Look Good Feel Better is a national free, non-medical, brand-neutral program dedicated to helping you face your cancer with confidence. 

While most changes in your appearance are temporary, we believe that taking control of your appearance is one of the simplest and most effective ways to boost your self-esteem and confidence while going through treatment. 

Caring for your skincare and make-up products

During cancer treatment you are at increased risk of infection, so it is important that you are conscious of how you are using and keeping your skincare and make-up products:

  • Make sure your hands are clean before applying any products.
  • Tightly close all jars, tubes, and other make-up containers.
  • Apply lotions and creams with clean cotton balls, sponges, or cotton swabs rather than dipping your fingers into jars.
  • Always check the expiry date on your products and replace them as required. Look for an illustration of a jar with a number inside it on jars, tubes or compacts. This symbol indicates the number of months the product can be used for after opening.
  • Use clean brushes or disposable applicators to apply powder-based products.
  • Do not share your cosmetics or applicators with anyone.
  • Always test new make-up products on the back of your hand or wrist first, not your face.
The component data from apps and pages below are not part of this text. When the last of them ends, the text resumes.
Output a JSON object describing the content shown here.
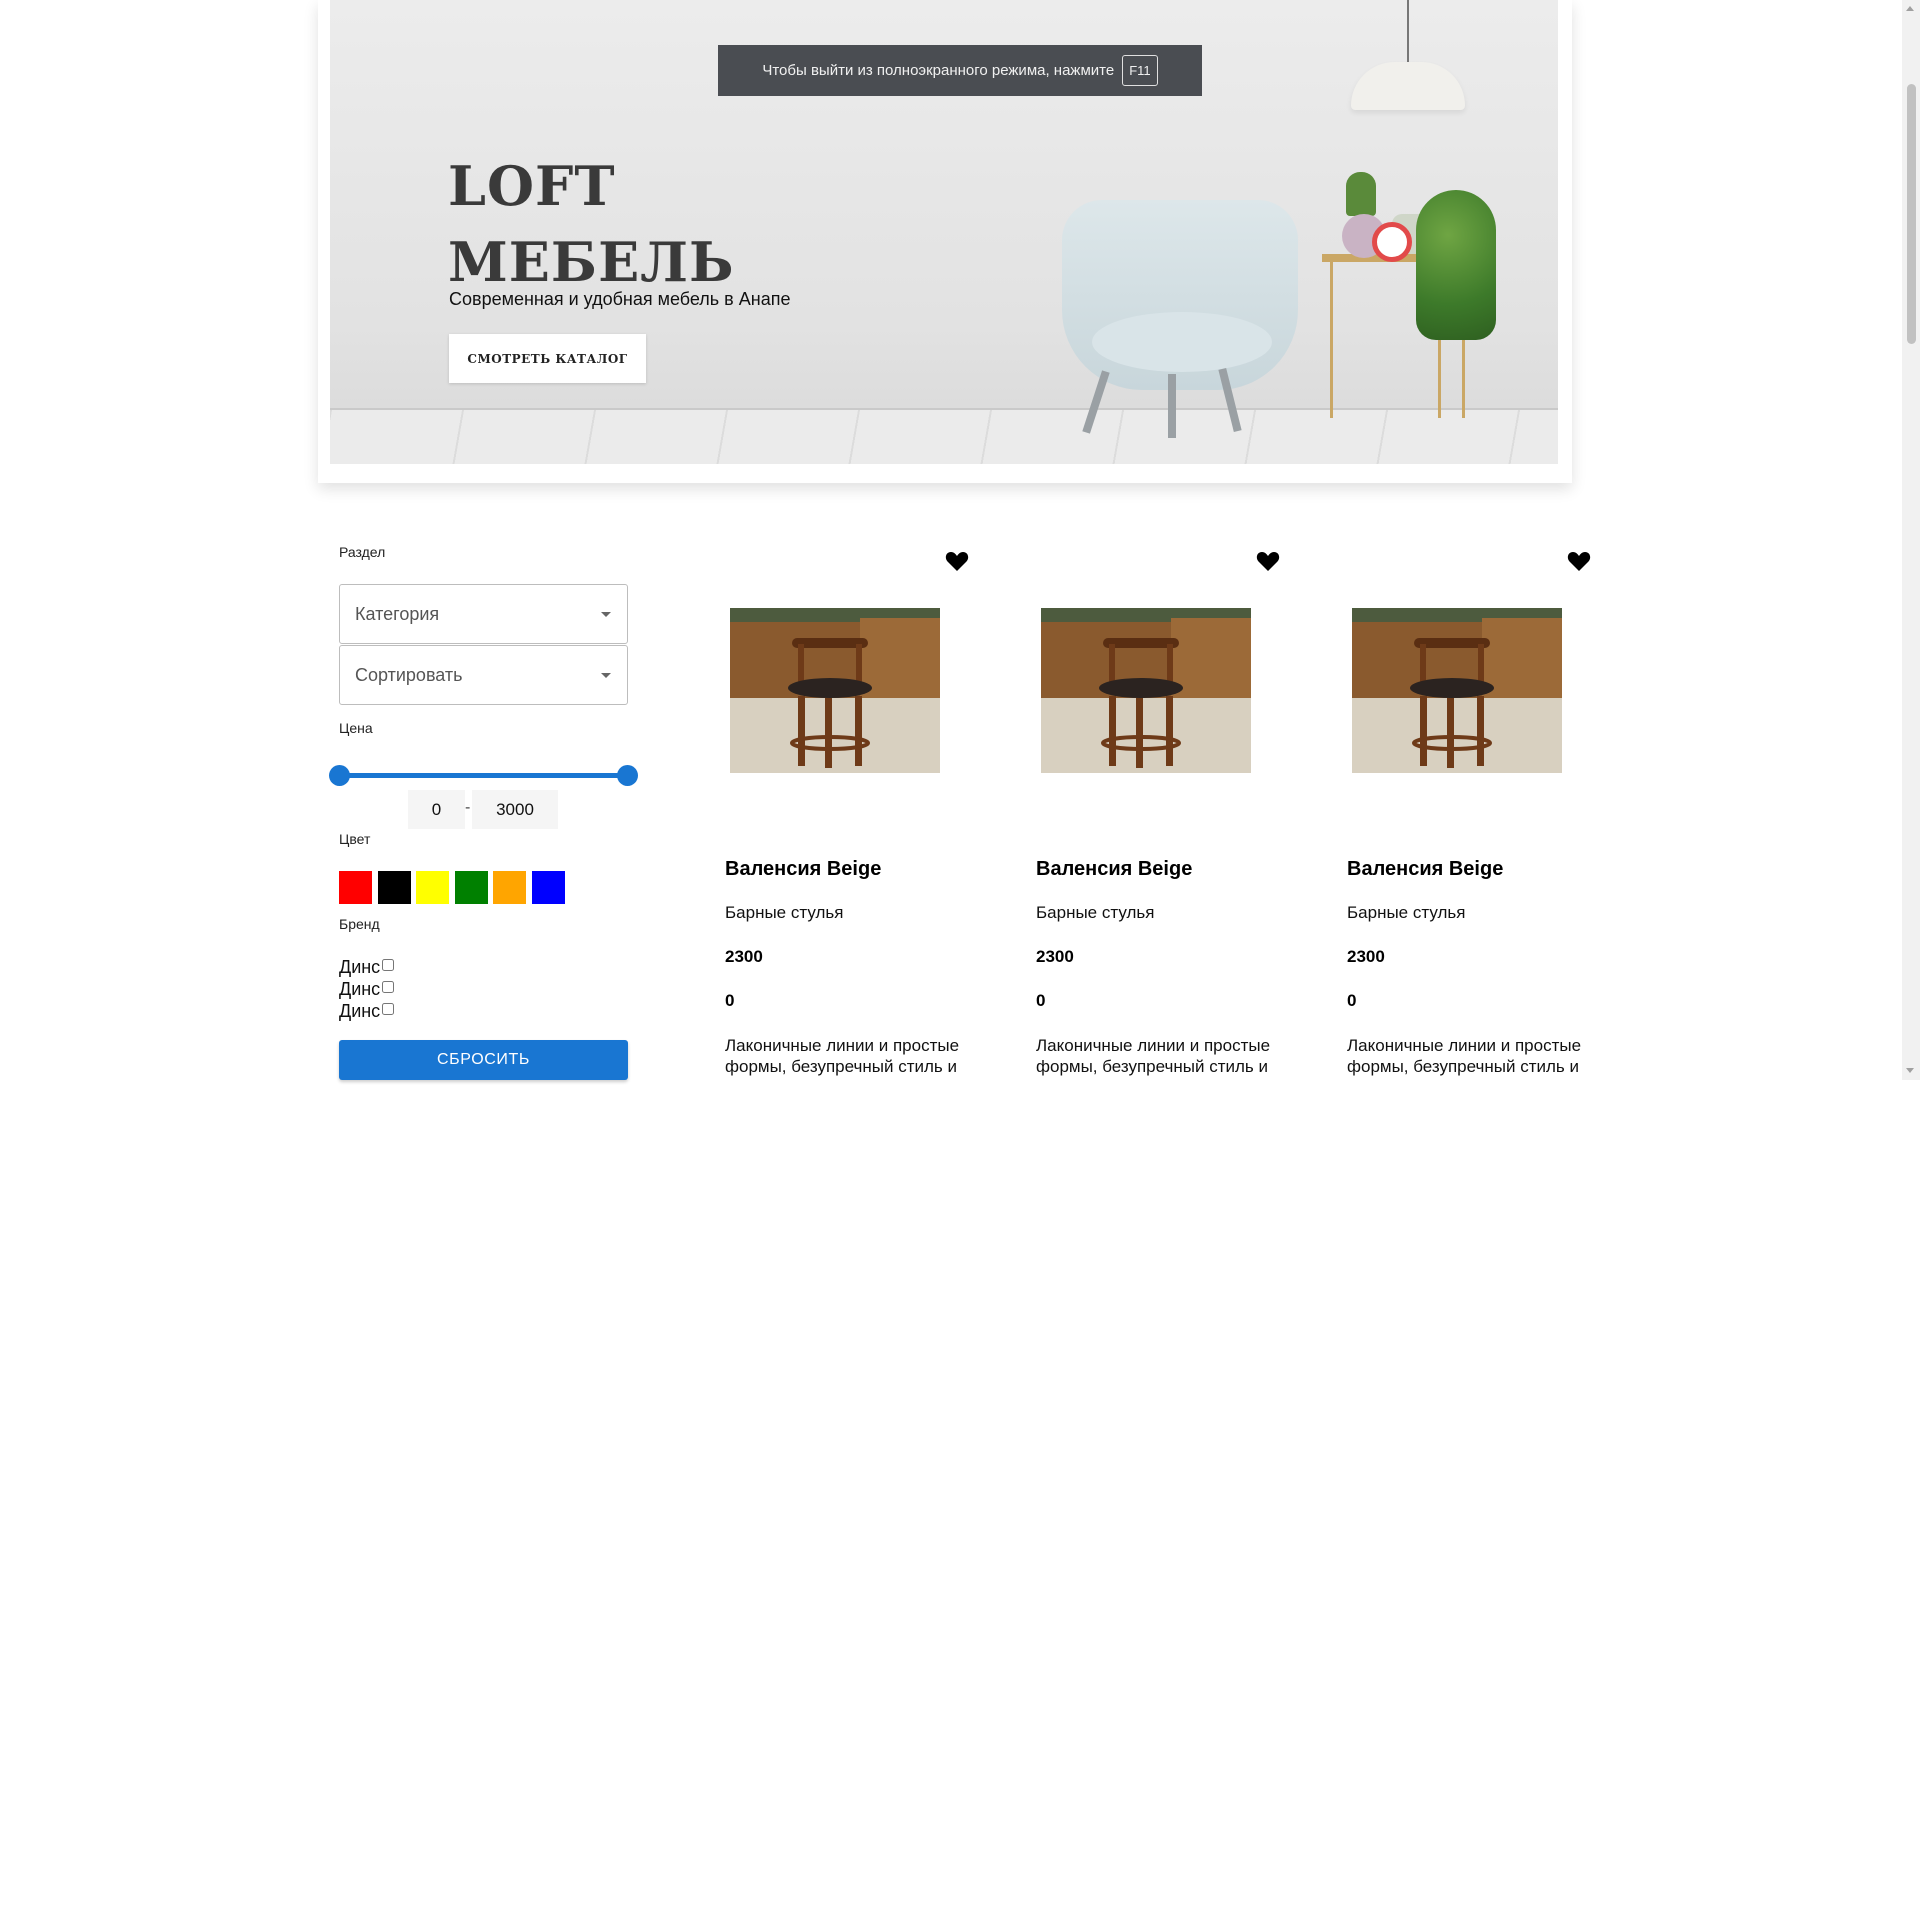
{
  "fullscreen_notice": {
    "text": "Чтобы выйти из полноэкранного режима, нажмите",
    "key": "F11"
  },
  "hero": {
    "title_line1": "LOFT",
    "title_line2": "МЕБЕЛЬ",
    "subtitle": "Современная и удобная мебель в Анапе",
    "cta_label": "СМОТРЕТЬ КАТАЛОГ"
  },
  "filters": {
    "section_label": "Раздел",
    "category_placeholder": "Категория",
    "sort_placeholder": "Сортировать",
    "price_label": "Цена",
    "price_min": "0",
    "price_dash": "-",
    "price_max": "3000",
    "color_label": "Цвет",
    "colors": [
      {
        "name": "red",
        "hex": "#ff0000"
      },
      {
        "name": "black",
        "hex": "#000000"
      },
      {
        "name": "yellow",
        "hex": "#ffff00"
      },
      {
        "name": "green",
        "hex": "#008000"
      },
      {
        "name": "orange",
        "hex": "#ffa500"
      },
      {
        "name": "blue",
        "hex": "#0000ff"
      }
    ],
    "brand_label": "Бренд",
    "brands": [
      "Динс",
      "Динс",
      "Динс"
    ],
    "reset_label": "СБРОСИТЬ"
  },
  "products": [
    {
      "name": "Валенсия Beige",
      "category": "Барные стулья",
      "price": "2300",
      "stock": "0",
      "description": "Лаконичные линии и простые формы, безупречный стиль и"
    },
    {
      "name": "Валенсия Beige",
      "category": "Барные стулья",
      "price": "2300",
      "stock": "0",
      "description": "Лаконичные линии и простые формы, безупречный стиль и"
    },
    {
      "name": "Валенсия Beige",
      "category": "Барные стулья",
      "price": "2300",
      "stock": "0",
      "description": "Лаконичные линии и простые формы, безупречный стиль и"
    }
  ],
  "theme": {
    "accent": "#1976d2"
  }
}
Sun protection

Look Good Feel Better Australia follows the Cancer Council’s recommendations in regards to sunscreen use. That is, that a minimum SPF30 broad spectrum sun protection is applied at least 20 minutes before going outdoors and re-applied at least every two hours. 
 
Sunscreen needs to be applied liberally – at least one teaspoon on each limb, front and back of the body, and half a teaspoon for the face, neck and ears. Most people apply less than half this amount, which means they get far less protection than the SPF stated on the bottle.
 
Sunscreen must always be stored in a cool and dry place under 25 degrees celsius and disposed of if past its expiry date.  No sunscreen, even if it is reapplied regularly, offers complete protection against UV radiation. 
 
Always use sunscreen in conjunction with other forms of sun protection like clothing that covers as much skin as possible, a hat, sunglasses and seek shade when outdoors.
The Cancer Council also recommends patch testing of sunscreen prior to first time use. Patch testing is especially important for those undergoing cancer treatment, as skin can be particularly sensitive during this time. 
 
How do sunscreens work?
 
Sunscreens either absorb or reflect UV radiation.  Sunscreens do this via ingredients called ‘UV filters’. There are two main types of sunscreens:
 
  • chemical sunscreens (that most of us are used to) absorb UV rays and must be applied on clean, dry skin before moisturiser, and take 20 minutes to work

  • physical sunscreens (like zinc) reflect UV rays and as their name suggests, provide a physical barrier. They are applied to the skin after other skin care, and before make-up

A sunscreen may contain one or both types of UV filters, since different filters are effective against different UV wavelengths.
 
What does broad spectrum mean?
 
The sun produces two types of UV radiation that can damage the skin: UVA and UVB. Broad-spectrum sunscreens provide protection from both types of radiation. Broad spectrum performance is determined by an internationally recognised test procedure.
 
Please also note that all primary sunscreens on the Australian market are subject to rigorous safety checks by the Therapeutic Goods Administration (TGA) and must additionally meet mandatory quality and performance tests specified by Australian Standards.
 
For more information visit: 
 
Consult your health professional if you have any questions or concerns.
 

Practical guides

We’ve put together some guides to help you take control of the most common appearance-related side-effects of treatment: